The coaches in the Wellness and MBSEP groups were recruited with each athlete with ID. Each coach agreed to participate in each of regular meetings (only for experimental groups) with the participant, and to support the participant in a multicomponent programme in community settings.
Primary outcome measure
Frequency of falls at baseline (i.e. prior to randomization) and 16 weeks after randomization
Secondary outcome measures
Static and dynamic balance tested using the Fun Fitness battery test (a functional reach test and a single leg stance test with eyes opened/closed; Bainbridge et al., 2013) at baseline (i.e. prior to randomization) and 16 weeks after randomization. . The functional reach test was done 1 hour after the physical activity programme in order to avoid the influence of tiredness. All the assessments were carried out individually in well-lit, quiet, air-conditioned rooms.
Overall trial start date
Overall trial end date
Reason abandoned (if study stopped)
Participant inclusion criteria
1. Adults aged ≥18 years
2. Mild or moderate ID (ID is diagnosed using medical data)
3. Physically inactive (do not reach the World Health Organization recommendations on weekly physical activity level)
4. Experienced one or more falls in the 4 months previous to the study
5. No restraints in terms of World Health Organization recommendations on physical activity (i.e. with mandatory general practitioner clearance to participate in a physical activity programme
6. Ambulatory (i.e. able to walk independently)
7. Ability to consent – potential participants were either judged by their SO coach to be competent to give informed consent or had a guardian with power of attorney. The ID individuals or their legal guardians had given informed consent in writing.

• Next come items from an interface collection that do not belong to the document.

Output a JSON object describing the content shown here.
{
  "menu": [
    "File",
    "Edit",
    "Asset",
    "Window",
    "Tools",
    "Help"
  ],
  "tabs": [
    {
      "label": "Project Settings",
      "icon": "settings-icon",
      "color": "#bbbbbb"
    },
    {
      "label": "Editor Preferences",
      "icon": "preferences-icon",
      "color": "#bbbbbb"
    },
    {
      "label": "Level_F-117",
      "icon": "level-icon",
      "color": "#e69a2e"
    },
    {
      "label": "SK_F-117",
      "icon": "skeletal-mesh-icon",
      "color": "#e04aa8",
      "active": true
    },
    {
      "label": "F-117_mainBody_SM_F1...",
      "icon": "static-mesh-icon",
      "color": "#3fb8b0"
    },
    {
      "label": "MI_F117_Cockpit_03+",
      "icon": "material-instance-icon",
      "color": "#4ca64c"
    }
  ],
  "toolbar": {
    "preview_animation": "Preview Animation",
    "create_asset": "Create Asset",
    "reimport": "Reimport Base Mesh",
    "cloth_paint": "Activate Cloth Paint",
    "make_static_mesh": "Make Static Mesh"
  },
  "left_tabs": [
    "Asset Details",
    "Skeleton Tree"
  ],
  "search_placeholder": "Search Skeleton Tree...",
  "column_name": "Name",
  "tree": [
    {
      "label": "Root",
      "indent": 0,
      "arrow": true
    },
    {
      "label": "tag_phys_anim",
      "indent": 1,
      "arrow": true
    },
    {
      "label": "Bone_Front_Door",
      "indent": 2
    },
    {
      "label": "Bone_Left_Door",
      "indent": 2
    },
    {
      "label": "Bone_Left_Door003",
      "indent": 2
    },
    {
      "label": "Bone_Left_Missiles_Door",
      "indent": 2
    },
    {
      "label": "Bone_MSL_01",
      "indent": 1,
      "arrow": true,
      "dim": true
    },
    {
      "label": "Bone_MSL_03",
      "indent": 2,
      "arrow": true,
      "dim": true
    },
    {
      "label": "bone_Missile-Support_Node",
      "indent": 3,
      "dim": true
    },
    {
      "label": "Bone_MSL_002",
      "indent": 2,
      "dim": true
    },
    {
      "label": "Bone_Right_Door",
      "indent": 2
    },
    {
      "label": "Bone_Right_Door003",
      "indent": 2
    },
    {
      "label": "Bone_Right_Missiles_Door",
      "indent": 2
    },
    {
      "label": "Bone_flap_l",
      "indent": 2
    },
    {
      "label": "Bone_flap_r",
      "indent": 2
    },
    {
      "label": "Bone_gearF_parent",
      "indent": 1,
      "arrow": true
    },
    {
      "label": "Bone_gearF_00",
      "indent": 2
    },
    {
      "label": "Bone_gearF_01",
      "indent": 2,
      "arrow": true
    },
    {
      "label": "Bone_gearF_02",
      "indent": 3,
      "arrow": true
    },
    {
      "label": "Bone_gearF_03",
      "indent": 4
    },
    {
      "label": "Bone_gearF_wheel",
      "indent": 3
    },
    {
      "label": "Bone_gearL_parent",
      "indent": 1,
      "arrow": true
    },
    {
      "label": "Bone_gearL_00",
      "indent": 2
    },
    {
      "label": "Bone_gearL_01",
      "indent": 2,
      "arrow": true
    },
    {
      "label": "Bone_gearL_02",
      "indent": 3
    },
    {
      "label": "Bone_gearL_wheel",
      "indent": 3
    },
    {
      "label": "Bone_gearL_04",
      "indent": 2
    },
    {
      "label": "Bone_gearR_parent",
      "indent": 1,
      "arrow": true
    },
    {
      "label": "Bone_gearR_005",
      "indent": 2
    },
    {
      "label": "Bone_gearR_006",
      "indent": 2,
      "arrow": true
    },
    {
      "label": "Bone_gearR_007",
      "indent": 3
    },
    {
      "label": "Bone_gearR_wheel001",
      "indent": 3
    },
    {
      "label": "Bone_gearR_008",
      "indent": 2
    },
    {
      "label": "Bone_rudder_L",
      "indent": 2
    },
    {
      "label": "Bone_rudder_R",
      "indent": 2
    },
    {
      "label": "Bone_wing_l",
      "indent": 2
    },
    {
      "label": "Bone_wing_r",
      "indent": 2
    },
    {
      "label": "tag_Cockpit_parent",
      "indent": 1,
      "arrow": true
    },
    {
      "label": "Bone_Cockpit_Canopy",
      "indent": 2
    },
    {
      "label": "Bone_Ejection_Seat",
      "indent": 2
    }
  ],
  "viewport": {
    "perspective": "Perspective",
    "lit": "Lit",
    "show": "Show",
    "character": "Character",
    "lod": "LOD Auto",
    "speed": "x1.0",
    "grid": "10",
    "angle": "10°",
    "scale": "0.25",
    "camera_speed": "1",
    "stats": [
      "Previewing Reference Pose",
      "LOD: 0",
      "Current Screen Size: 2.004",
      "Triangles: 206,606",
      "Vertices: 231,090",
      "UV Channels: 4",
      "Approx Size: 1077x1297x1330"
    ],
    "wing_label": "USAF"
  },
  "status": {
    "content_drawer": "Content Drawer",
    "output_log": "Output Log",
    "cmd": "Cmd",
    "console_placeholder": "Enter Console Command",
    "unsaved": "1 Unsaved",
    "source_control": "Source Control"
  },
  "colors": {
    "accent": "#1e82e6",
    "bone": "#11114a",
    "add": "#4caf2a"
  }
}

If a guardian signed informed indicated consent but the individual with ID did not want to participate, the individual was not enrolled.
8. Adequate communication – potential participants should be able to communicate preferences (e.g. whether they liked or disliked exercise), wants (e.g. whether they wanted to exercise more, to do physical activity for balance), and needs (e.g. assistance with physical activities regimes, transportation issues) through spoken language 9. Living with parents or in supported living (institutions, small group homes)
Target number of participants
Participant exclusion criteria
1. People with severe or profound ID who could not understand the instructions and were not able to understand the meaning and purpose of the study
2. Atlantoaxial instability
3. Other limitations (guidelines from their primary care physician)
4. No fall history
6. Health concerns:
6.1. Restraints according to World Health Organization recommendations on physical activity (mandatory general practitioner clearance to participate in a physical activity programme)
6.2. Uncontrolled hypertension, severe heart disease, cancer, diabetes or vestibular disorders
6.3. Double diagnosis (ID and psychiatric disorder) who are currently being treated for depression or schizophrenia
Recruitment start date
Recruitment end date
Countries of recruitment
Trial participating centre
Special Olympics Slovenia
Samova ulica 9
Investigator initiated and funded
Funding Body Type
Funding Body Subtype
Results and Publications
Publication and dissemination plan
An article reporting the study results is currently under review in the Journal of Intellectual Disability Research.
IPD sharing statement:
The data sharing plans for the current study are unknown and will be made available at a later date.
Intention to publish date
Participant level data
To be made available at a later date
Basic results (scientific)
- ISRCTN34053597_PIS_3Jan19.pdf Uploaded 03/01/2019